### What you have to do
Every entry that follows should be output again, word for word.

### The input
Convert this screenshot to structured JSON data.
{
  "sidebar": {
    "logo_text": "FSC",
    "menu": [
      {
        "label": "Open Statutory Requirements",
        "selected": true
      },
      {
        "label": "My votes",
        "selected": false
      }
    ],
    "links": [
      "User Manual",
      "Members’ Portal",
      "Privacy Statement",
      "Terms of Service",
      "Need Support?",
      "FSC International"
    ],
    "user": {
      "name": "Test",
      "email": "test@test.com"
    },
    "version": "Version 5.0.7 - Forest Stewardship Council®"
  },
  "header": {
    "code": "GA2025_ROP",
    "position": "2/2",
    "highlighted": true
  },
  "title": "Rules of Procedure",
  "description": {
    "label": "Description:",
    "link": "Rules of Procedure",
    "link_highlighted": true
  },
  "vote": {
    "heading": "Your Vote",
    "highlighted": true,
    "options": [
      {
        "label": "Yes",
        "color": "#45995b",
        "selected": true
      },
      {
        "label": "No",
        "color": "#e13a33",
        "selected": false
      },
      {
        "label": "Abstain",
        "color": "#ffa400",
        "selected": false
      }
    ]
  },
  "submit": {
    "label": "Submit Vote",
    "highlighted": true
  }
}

### Solution to the problem
Convert this screenshot to structured JSON data.
{
  "sidebar": {
    "logo_text": "FSC",
    "menu": [
      {
        "label": "Open Statutory Requirements",
        "selected": true
      },
      {
        "label": "My votes",
        "selected": false
      }
    ],
    "links": [
      "User Manual",
      "Members’ Portal",
      "Privacy Statement",
      "Terms of Service",
      "Need Support?",
      "FSC International"
    ],
    "user": {
      "name": "Test",
      "email": "test@test.com"
    },
    "version": "Version 5.0.7 - Forest Stewardship Council®"
  },
  "header": {
    "code": "GA2025_ROP",
    "position": "2/2",
    "highlighted": true
  },
  "title": "Rules of Procedure",
  "description": {
    "label": "Description:",
    "link": "Rules of Procedure",
    "link_highlighted": true
  },
  "vote": {
    "heading": "Your Vote",
    "highlighted": true,
    "options": [
      {
        "label": "Yes",
        "color": "#45995b",
        "selected": true
      },
      {
        "label": "No",
        "color": "#e13a33",
        "selected": false
      },
      {
        "label": "Abstain",
        "color": "#ffa400",
        "selected": false
      }
    ]
  },
  "submit": {
    "label": "Submit Vote",
    "highlighted": true
  }
}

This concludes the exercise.